[1] See Grisham v. Grisham, No. W2010- 00618-COA-R3-CV, 2011 WL 607377, at *11 (Tenn. Ct. App. Feb. 22, 2011) (holding that the trial court erred in failing to award wife her reasonable trial court attorney’s fees pursuant to MDA fee provision, but declining to award appellate attorney’s fees pursuant to the Court of Appeals’ discretion); Brown v. Brown, No. W2005-00811-COA-R3-CV, 2006 WL 784788, at *6 (Tenn. Ct. App. Mar. 29, 2006) (affirming the trial court’s award of trial court fees under the parties’ MDA, but equitably denying wife’s request for appellate fees pursuant to the Court of Appeals’ discretion); Elliott v. Elliott, 149 S.W.3d 77, 88 (Tenn. Ct. App. 2004) (affirming the trial court’s award of fees to wife pursuant to parties’ MDA fee provision, but denying wife’s request for appellate attorney’s fees); Dulin v. Dulin, No. W2001-02969-COA-R3-CV, 2003 WL 22071454, at *8, *10 (Tenn. Ct. App. Sept. 3, 2003) (affirming trial court’s award of attorney’s fees pursuant to MDA, but equitably declining to award either party attorney’s fees incurred on appeal).

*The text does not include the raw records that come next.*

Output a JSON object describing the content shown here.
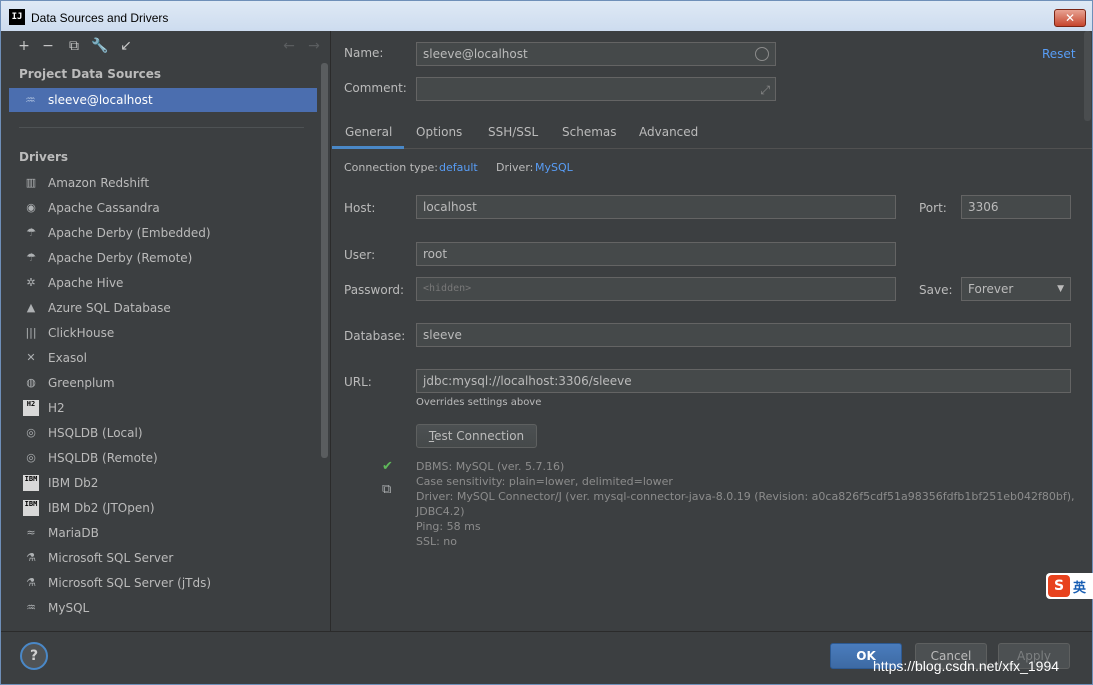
{
  "window": {
    "title": "Data Sources and Drivers",
    "app_icon": "IJ",
    "close_glyph": "✕"
  },
  "left": {
    "toolbar_icons": [
      "add-icon",
      "remove-icon",
      "duplicate-icon",
      "wrench-icon",
      "import-icon",
      "back-icon",
      "forward-icon"
    ],
    "project_header": "Project Data Sources",
    "selected_source": "sleeve@localhost",
    "drivers_header": "Drivers",
    "drivers": [
      {
        "label": "Amazon Redshift",
        "icon": "▥"
      },
      {
        "label": "Apache Cassandra",
        "icon": "◉"
      },
      {
        "label": "Apache Derby (Embedded)",
        "icon": "☂"
      },
      {
        "label": "Apache Derby (Remote)",
        "icon": "☂"
      },
      {
        "label": "Apache Hive",
        "icon": "✲"
      },
      {
        "label": "Azure SQL Database",
        "icon": "▲"
      },
      {
        "label": "ClickHouse",
        "icon": "|||"
      },
      {
        "label": "Exasol",
        "icon": "✕"
      },
      {
        "label": "Greenplum",
        "icon": "◍"
      },
      {
        "label": "H2",
        "icon": "H2"
      },
      {
        "label": "HSQLDB (Local)",
        "icon": "◎"
      },
      {
        "label": "HSQLDB (Remote)",
        "icon": "◎"
      },
      {
        "label": "IBM Db2",
        "icon": "IBM"
      },
      {
        "label": "IBM Db2 (JTOpen)",
        "icon": "IBM"
      },
      {
        "label": "MariaDB",
        "icon": "≈"
      },
      {
        "label": "Microsoft SQL Server",
        "icon": "⚗"
      },
      {
        "label": "Microsoft SQL Server (jTds)",
        "icon": "⚗"
      },
      {
        "label": "MySQL",
        "icon": "♒"
      }
    ]
  },
  "form": {
    "name_label": "Name:",
    "name_value": "sleeve@localhost",
    "comment_label": "Comment:",
    "comment_value": "",
    "reset_label": "Reset",
    "tabs": [
      "General",
      "Options",
      "SSH/SSL",
      "Schemas",
      "Advanced"
    ],
    "connection_type_label": "Connection type:",
    "connection_type_value": "default",
    "driver_label": "Driver:",
    "driver_value": "MySQL",
    "host_label": "Host:",
    "host_value": "localhost",
    "port_label": "Port:",
    "port_value": "3306",
    "user_label": "User:",
    "user_value": "root",
    "password_label": "Password:",
    "password_placeholder": "<hidden>",
    "save_label": "Save:",
    "save_value": "Forever",
    "database_label": "Database:",
    "database_value": "sleeve",
    "url_label": "URL:",
    "url_value": "jdbc:mysql://localhost:3306/sleeve",
    "url_note": "Overrides settings above",
    "test_button_prefix": "T",
    "test_button_rest": "est Connection",
    "result_lines": [
      "DBMS: MySQL (ver. 5.7.16)",
      "Case sensitivity: plain=lower, delimited=lower",
      "Driver: MySQL Connector/J (ver. mysql-connector-java-8.0.19 (Revision: a0ca826f5cdf51a98356fdfb1bf251eb042f80bf),",
      "JDBC4.2)",
      "Ping: 58 ms",
      "SSL: no"
    ]
  },
  "footer": {
    "help": "?",
    "ok": "OK",
    "cancel": "Cancel",
    "apply": "Apply",
    "watermark": "https://blog.csdn.net/xfx_1994"
  },
  "ime": {
    "s": "S",
    "t": "英"
  },
  "colors": {
    "accent": "#4b6eaf",
    "link": "#589df6",
    "ok": "#4a7cbd",
    "success": "#5fb85a"
  }
}
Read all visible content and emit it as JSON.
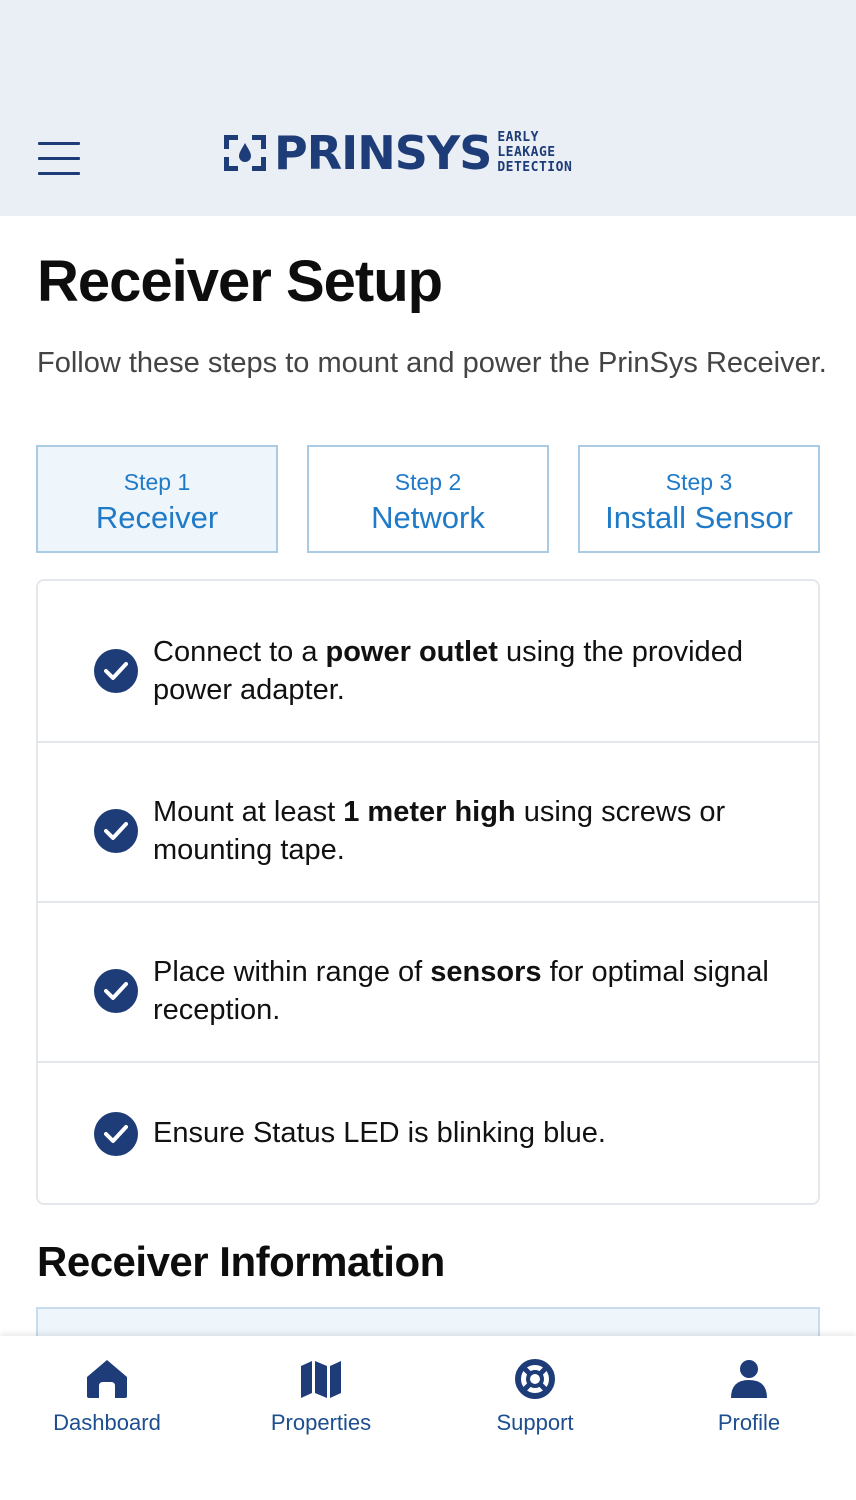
{
  "header": {
    "brand_name": "PRINSYS",
    "brand_tagline": [
      "EARLY",
      "LEAKAGE",
      "DETECTION"
    ]
  },
  "page": {
    "title": "Receiver Setup",
    "intro": "Follow these steps to mount and power the PrinSys Receiver."
  },
  "steps": [
    {
      "number": "Step 1",
      "name": "Receiver",
      "active": true
    },
    {
      "number": "Step 2",
      "name": "Network",
      "active": false
    },
    {
      "number": "Step 3",
      "name": "Install Sensor",
      "active": false
    }
  ],
  "checklist": [
    {
      "before": "Connect to a ",
      "bold": "power outlet",
      "after": " using the provided power adapter."
    },
    {
      "before": "Mount at least ",
      "bold": "1 meter high",
      "after": " using screws or mounting tape."
    },
    {
      "before": "Place within range of ",
      "bold": "sensors",
      "after": " for optimal signal reception."
    },
    {
      "before": "Ensure Status LED is blinking blue.",
      "bold": "",
      "after": ""
    }
  ],
  "info_section": {
    "title": "Receiver Information"
  },
  "tabbar": {
    "items": [
      {
        "label": "Dashboard",
        "icon": "home-icon"
      },
      {
        "label": "Properties",
        "icon": "map-icon"
      },
      {
        "label": "Support",
        "icon": "lifebuoy-icon"
      },
      {
        "label": "Profile",
        "icon": "user-icon"
      }
    ]
  },
  "colors": {
    "brand": "#1d3c78",
    "accent": "#1f7ac8",
    "header_bg": "#eaeef5"
  }
}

[2] See, e.g., Beem v. Beem, No. W2009-00800-COA-R3-CV, 2010 WL 1687782, at *9-10 (Tenn. Ct. App. Apr. 28, 2010) (affirming trial court’s award of fees pursuant to MDA and holding that wife was entitled to attorney’s fees on appeal pursuant to the parties’ MDA); Treadway v. Treadway, No. M2014-00898-COA-R3-CV, 2015 WL 1396652, at *7 (Tenn. Ct. App. Mar. 24, 2015) (awarding appellate attorney’s fees pursuant to the parties’ MDA); Brinton v. Brinton, No. M2009-02215-COA-R3-CV, 2010 WL 2025473, at *6 (Tenn. Ct. App. May 19, 2010) (same); Corbin v. Corbin, No. W2008-00437-COAR3-CV, 2009 WL 454134, at *7 (Tenn. Ct. App. Feb. 24, 2009) (same); Waugh v. Waugh, No. M2006-021540COA-R3-CV, 2007 WL 2200278, at *4 (Tenn. Ct. App. July 30, 2007) (same); Hogan, 1999 WL 1097983, at *4-5 (reversing trial court’s denial of attorney’s fees, and awarding attorney’s fees to Mother for trial court and appellate level proceedings pursuant to the parties’ MDA).

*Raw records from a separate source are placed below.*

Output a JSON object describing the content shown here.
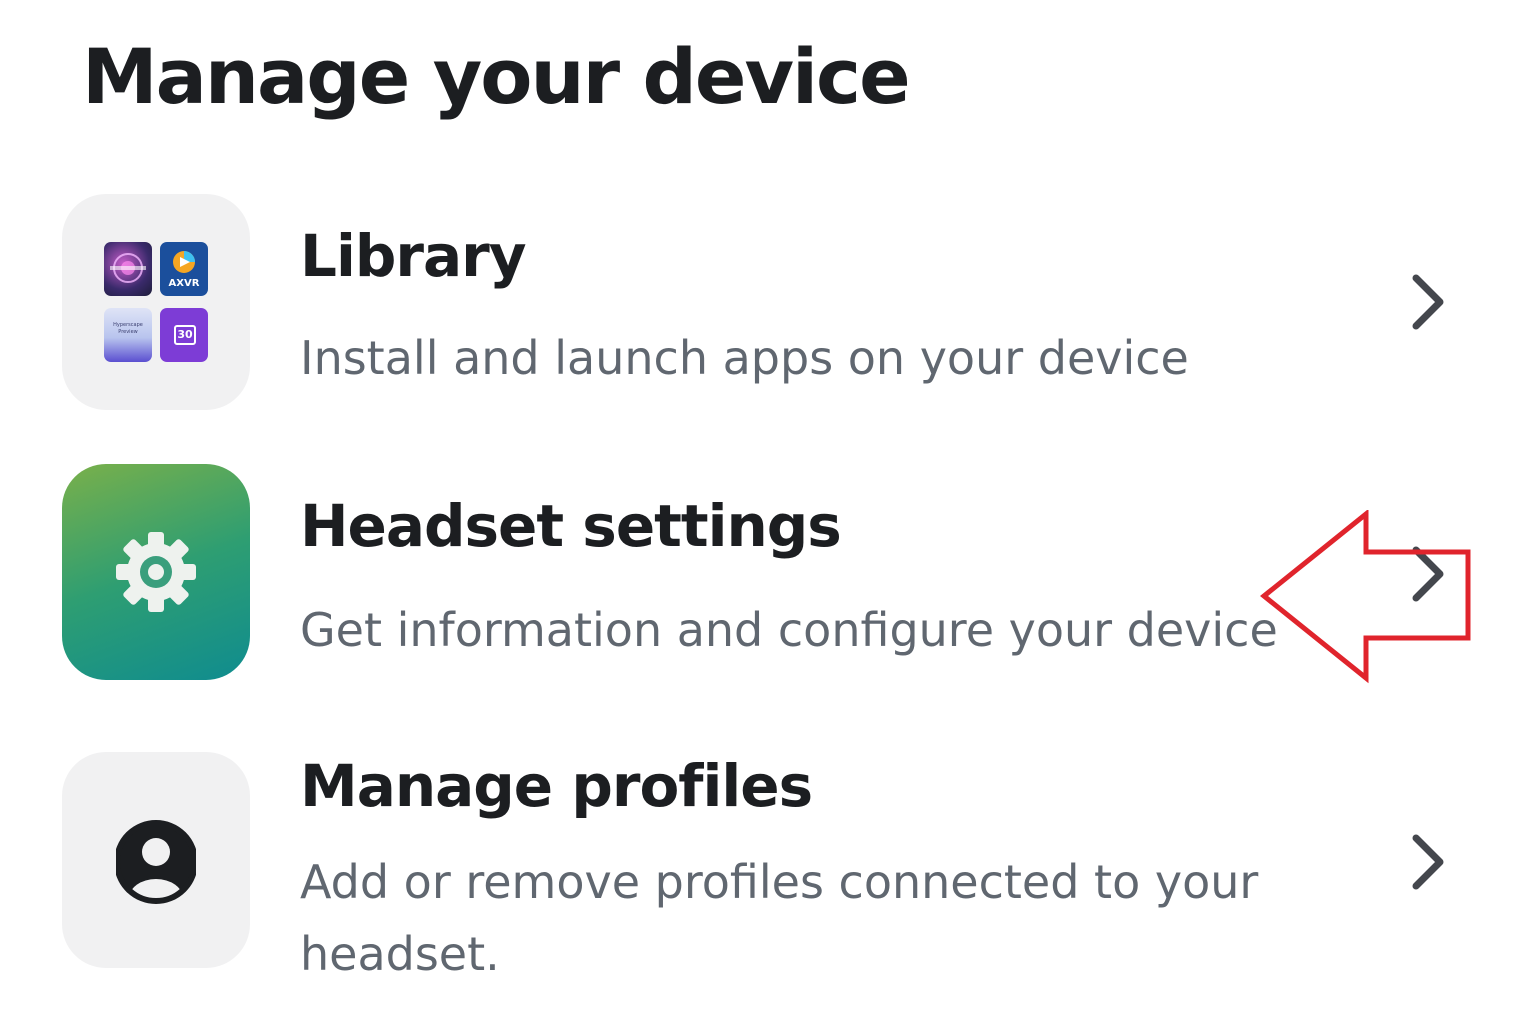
{
  "header": {
    "title": "Manage your device"
  },
  "items": [
    {
      "id": "library",
      "title": "Library",
      "description": "Install and launch apps on your device",
      "icon": "app-grid-icon",
      "apps": [
        {
          "label": ""
        },
        {
          "label": "AXVR"
        },
        {
          "label": "Hyperscape Preview"
        },
        {
          "label": "30"
        }
      ]
    },
    {
      "id": "headset-settings",
      "title": "Headset settings",
      "description": "Get information and configure your device",
      "icon": "gear-icon"
    },
    {
      "id": "manage-profiles",
      "title": "Manage profiles",
      "description": "Add or remove profiles connected to your headset.",
      "icon": "person-icon"
    }
  ],
  "colors": {
    "title_text": "#1c1e21",
    "description_text": "#606770",
    "tile_background": "#f1f1f2",
    "settings_gradient_start": "#7ab04a",
    "settings_gradient_end": "#0f8c8f",
    "annotation_arrow": "#e0242c"
  },
  "annotation": {
    "type": "arrow",
    "direction": "left",
    "target": "headset-settings-chevron"
  }
}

[3] Wilkinson v. Wilkinson, No. W2012-00509-COA-R3-CV, 2013 WL 614708, at *10 (Tenn. Ct. App. Feb. 19, 2013); (citing Archer, 907 S.W.2d at 419) (emphasis supplied)). See also Hanna v. Hanna, No. W2014-02051- COA-R3-CV, 2015 WL 1951932, at *4 (Tenn. Ct. App. Apr. 30, 2015) (stating its discretion then awarding fees on appeal based on the parties’ MDA requiring that the “court shall award reasonable attorney’s fees to the party seeking to enforce [the MDA]”) (alterations in original); Williams v. Williams, No. M2013-01910-COA-R3-CV, 2015 WL 412985, at *14 (Tenn. Ct. App. Jan. 30, 2015) (affirming the trial court’s award of fees pursuant to the parties’ MDA, stating its discretion and determining that wife was entitled to attorney’s fees on appeal pursuant to the parties’ MDA); Dodd v. Dodd, No. M2011-02147-COA-R3-CV, 2012 WL 3193339, at *6 (Tenn. Ct. App. Aug. 6, 2012) (holding that Mother was entitled to recover her trial court attorney’s fees pursuant to the parties’ MDA, but using its discretion and concluding that Mother was justified in recovering attorney’s fees).

[4] Cracker Barrel Old Country Store, Inc. v. Epperson, 284 S.W.3d 303, 308 (Tenn. 2009) (citing Fezell, 158 S.W.3d at 359; John Kohl & Co. P.C. v. Dearborn & Ewing, 977 S.W.2d 528, 534 (Tenn. 1998)).

[5] See Tenn. Const. art. XI, § 2; Tenn. Const. art. I, § 20.  See also ARC LifeMed, Inc. v. AMC-Tennessee, Inc., 183 S.W.3d 1, 26 (Tenn. Ct. App. 2005) (“equity respects and upholds the fundamental right of the individual to complete freedom to contract”) (quotation omitted).

[6] Tenn. Code Ann. § 47-50-112(a).